“I wanted to try something new, and playing sports just got old for me,” she said.

Waldbauer first performed in the musical “Godspell” and spent the next seven years enjoying the challenge of stage performances.

“I could do it every day. I do enjoy singing more, since acting comes a little bit harder for me. Though acting is a bit more fun to watch,” Waldbauer said.

Catch Waldbauer with the rest of the cast in “The Magic School Bus Live: The Climate Challenge,” Jan. 22 through Feb. 19 at the Newmark Theatre in Portland. Tickets are $16-$30 and $13-$26 for children. Call 503-228-9571 or visit http://www.octc.org.

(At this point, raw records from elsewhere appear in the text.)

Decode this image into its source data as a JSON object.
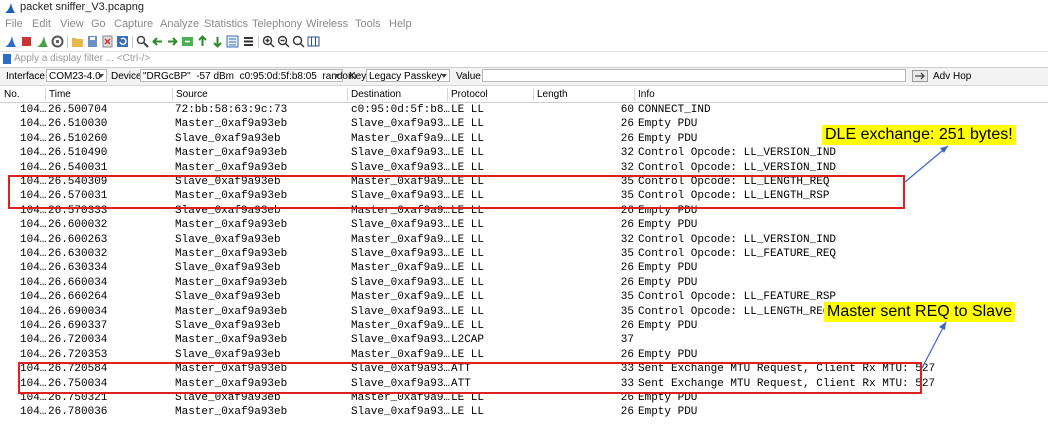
{
  "window": {
    "title": "packet sniffer_V3.pcapng"
  },
  "menu": [
    "File",
    "Edit",
    "View",
    "Go",
    "Capture",
    "Analyze",
    "Statistics",
    "Telephony",
    "Wireless",
    "Tools",
    "Help"
  ],
  "filter": {
    "placeholder": "Apply a display filter ... <Ctrl-/>"
  },
  "interface_bar": {
    "interface_label": "Interface",
    "interface_value": "COM23-4.0",
    "device_label": "Device",
    "device_value": "\"DRGcBP\"  -57 dBm  c0:95:0d:5f:b8:05  random",
    "key_label": "Key",
    "key_value": "Legacy Passkey",
    "value_label": "Value",
    "adv_hop_label": "Adv Hop"
  },
  "columns": [
    "No.",
    "Time",
    "Source",
    "Destination",
    "Protocol",
    "Length",
    "Info"
  ],
  "packets": [
    {
      "no": "104…",
      "time": "26.500704",
      "src": "72:bb:58:63:9c:73",
      "dst": "c0:95:0d:5f:b8…",
      "proto": "LE LL",
      "len": "60",
      "info": "CONNECT_IND"
    },
    {
      "no": "104…",
      "time": "26.510030",
      "src": "Master_0xaf9a93eb",
      "dst": "Slave_0xaf9a93…",
      "proto": "LE LL",
      "len": "26",
      "info": "Empty PDU"
    },
    {
      "no": "104…",
      "time": "26.510260",
      "src": "Slave_0xaf9a93eb",
      "dst": "Master_0xaf9a9…",
      "proto": "LE LL",
      "len": "26",
      "info": "Empty PDU"
    },
    {
      "no": "104…",
      "time": "26.510490",
      "src": "Master_0xaf9a93eb",
      "dst": "Slave_0xaf9a93…",
      "proto": "LE LL",
      "len": "32",
      "info": "Control Opcode: LL_VERSION_IND"
    },
    {
      "no": "104…",
      "time": "26.540031",
      "src": "Master_0xaf9a93eb",
      "dst": "Slave_0xaf9a93…",
      "proto": "LE LL",
      "len": "32",
      "info": "Control Opcode: LL_VERSION_IND"
    },
    {
      "no": "104…",
      "time": "26.540309",
      "src": "Slave_0xaf9a93eb",
      "dst": "Master_0xaf9a9…",
      "proto": "LE LL",
      "len": "35",
      "info": "Control Opcode: LL_LENGTH_REQ"
    },
    {
      "no": "104…",
      "time": "26.570031",
      "src": "Master_0xaf9a93eb",
      "dst": "Slave_0xaf9a93…",
      "proto": "LE LL",
      "len": "35",
      "info": "Control Opcode: LL_LENGTH_RSP"
    },
    {
      "no": "104…",
      "time": "26.570333",
      "src": "Slave_0xaf9a93eb",
      "dst": "Master_0xaf9a9…",
      "proto": "LE LL",
      "len": "26",
      "info": "Empty PDU"
    },
    {
      "no": "104…",
      "time": "26.600032",
      "src": "Master_0xaf9a93eb",
      "dst": "Slave_0xaf9a93…",
      "proto": "LE LL",
      "len": "26",
      "info": "Empty PDU"
    },
    {
      "no": "104…",
      "time": "26.600263",
      "src": "Slave_0xaf9a93eb",
      "dst": "Master_0xaf9a9…",
      "proto": "LE LL",
      "len": "32",
      "info": "Control Opcode: LL_VERSION_IND"
    },
    {
      "no": "104…",
      "time": "26.630032",
      "src": "Master_0xaf9a93eb",
      "dst": "Slave_0xaf9a93…",
      "proto": "LE LL",
      "len": "35",
      "info": "Control Opcode: LL_FEATURE_REQ"
    },
    {
      "no": "104…",
      "time": "26.630334",
      "src": "Slave_0xaf9a93eb",
      "dst": "Master_0xaf9a9…",
      "proto": "LE LL",
      "len": "26",
      "info": "Empty PDU"
    },
    {
      "no": "104…",
      "time": "26.660034",
      "src": "Master_0xaf9a93eb",
      "dst": "Slave_0xaf9a93…",
      "proto": "LE LL",
      "len": "26",
      "info": "Empty PDU"
    },
    {
      "no": "104…",
      "time": "26.660264",
      "src": "Slave_0xaf9a93eb",
      "dst": "Master_0xaf9a9…",
      "proto": "LE LL",
      "len": "35",
      "info": "Control Opcode: LL_FEATURE_RSP"
    },
    {
      "no": "104…",
      "time": "26.690034",
      "src": "Master_0xaf9a93eb",
      "dst": "Slave_0xaf9a93…",
      "proto": "LE LL",
      "len": "35",
      "info": "Control Opcode: LL_LENGTH_REQ"
    },
    {
      "no": "104…",
      "time": "26.690337",
      "src": "Slave_0xaf9a93eb",
      "dst": "Master_0xaf9a9…",
      "proto": "LE LL",
      "len": "26",
      "info": "Empty PDU"
    },
    {
      "no": "104…",
      "time": "26.720034",
      "src": "Master_0xaf9a93eb",
      "dst": "Slave_0xaf9a93…",
      "proto": "L2CAP",
      "len": "37",
      "info": ""
    },
    {
      "no": "104…",
      "time": "26.720353",
      "src": "Slave_0xaf9a93eb",
      "dst": "Master_0xaf9a9…",
      "proto": "LE LL",
      "len": "26",
      "info": "Empty PDU"
    },
    {
      "no": "104…",
      "time": "26.720584",
      "src": "Master_0xaf9a93eb",
      "dst": "Slave_0xaf9a93…",
      "proto": "ATT",
      "len": "33",
      "info": "Sent Exchange MTU Request, Client Rx MTU: 527"
    },
    {
      "no": "104…",
      "time": "26.750034",
      "src": "Master_0xaf9a93eb",
      "dst": "Slave_0xaf9a93…",
      "proto": "ATT",
      "len": "33",
      "info": "Sent Exchange MTU Request, Client Rx MTU: 527"
    },
    {
      "no": "104…",
      "time": "26.750321",
      "src": "Slave_0xaf9a93eb",
      "dst": "Master_0xaf9a9…",
      "proto": "LE LL",
      "len": "26",
      "info": "Empty PDU"
    },
    {
      "no": "104…",
      "time": "26.780036",
      "src": "Master_0xaf9a93eb",
      "dst": "Slave_0xaf9a93…",
      "proto": "LE LL",
      "len": "26",
      "info": "Empty PDU"
    }
  ],
  "annotations": {
    "dle_callout": "DLE exchange: 251 bytes!",
    "mtu_callout": "Master sent REQ to Slave"
  },
  "colors": {
    "highlight": "#e02020",
    "callout_bg": "#ffff00",
    "arrow": "#3a66c4"
  }
}
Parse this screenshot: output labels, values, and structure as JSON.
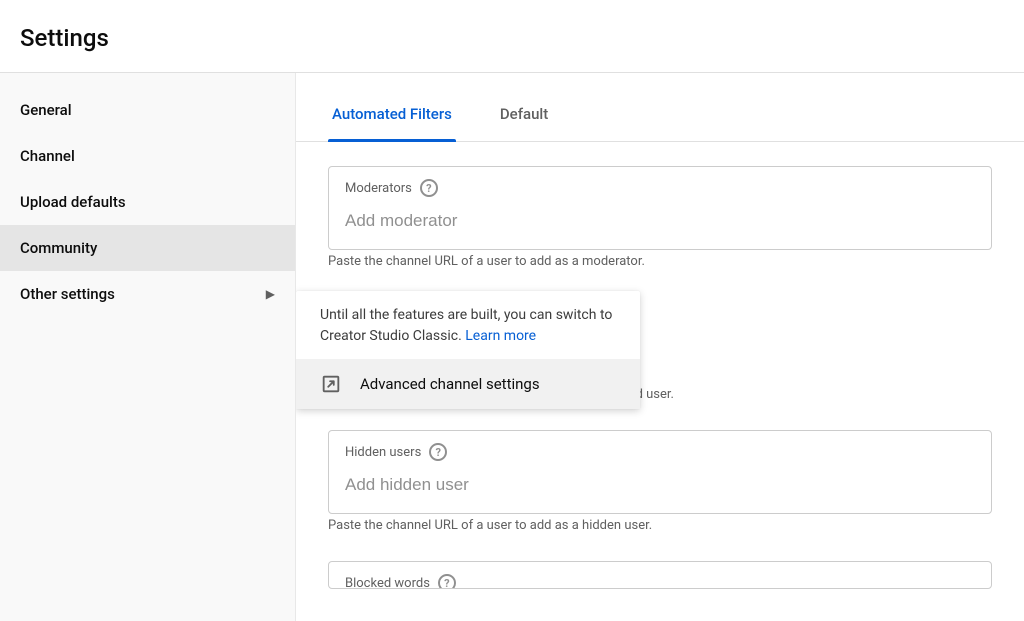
{
  "header": {
    "title": "Settings"
  },
  "sidebar": {
    "items": [
      {
        "label": "General",
        "key": "general"
      },
      {
        "label": "Channel",
        "key": "channel"
      },
      {
        "label": "Upload defaults",
        "key": "upload-defaults"
      },
      {
        "label": "Community",
        "key": "community",
        "selected": true
      },
      {
        "label": "Other settings",
        "key": "other-settings",
        "has_chevron": true
      }
    ]
  },
  "tabs": [
    {
      "label": "Automated Filters",
      "key": "automated-filters",
      "active": true
    },
    {
      "label": "Default",
      "key": "default"
    }
  ],
  "fields": {
    "moderators": {
      "label": "Moderators",
      "placeholder": "Add moderator",
      "hint": "Paste the channel URL of a user to add as a moderator."
    },
    "approved": {
      "hint": "Paste the channel URL of a user to add as an approved user."
    },
    "hidden": {
      "label": "Hidden users",
      "placeholder": "Add hidden user",
      "hint": "Paste the channel URL of a user to add as a hidden user."
    },
    "blocked": {
      "label": "Blocked words"
    }
  },
  "popover": {
    "text_prefix": "Until all the features are built, you can switch to Creator Studio Classic. ",
    "learn_more": "Learn more",
    "action_label": "Advanced channel settings"
  }
}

— Ashley Swanson

Washougal couple grateful for park ranger’s service

Del and Carolee Allen of Washougal decided to celebrate New Year’s by taking a snowshoeing trip to Mount Rainier National Park.

The two, along with four friends, found themselves in the park on the day that ranger Margaret Anderson was shot and killed. Not only that, they happened to pass Anderson’s vehicle a matter of minutes before suspect Benjamin Colton Barnes flew past a checkpoint, starting the ordeal, Del Allen said.

“We were probably the last people to see her alive,” he said.

The Allens wound up spending several hours barricaded in the Jackson Visitor’s Center with several other park guests. Eventually a police SWAT team showed up, secured the building and organized an evacuation, Allen said. Allen and his friends were escorted out of the park around 3:45 a.m. Jan. 2.

A week later the two received an invitation to Anderson’s memorial service from Park Superintendent Randy King. The service drove home the point that the ranger could have saved their lives, Allen said.

He thinks things could have been different if his group went to the visitor’s center a few minutes later, or if Barnes went through a few minutes earlier.

“He very well could have shot the parking lot up,” he said.

To work through the “What if? games” Allen wrote a detailed recollection of the events to share with friends and family.

“I suppose it’s therapeutic too,” he said. “A lot of people say writing it all out or talking it out is good therapy.”

— Paul Suarez

Bits ’n’ Pieces appears Mondays and Fridays. If you have a story you’d like to share, call Ruth Zschomler, 360-735-4530, or email ruth.zschomler@columbian.com.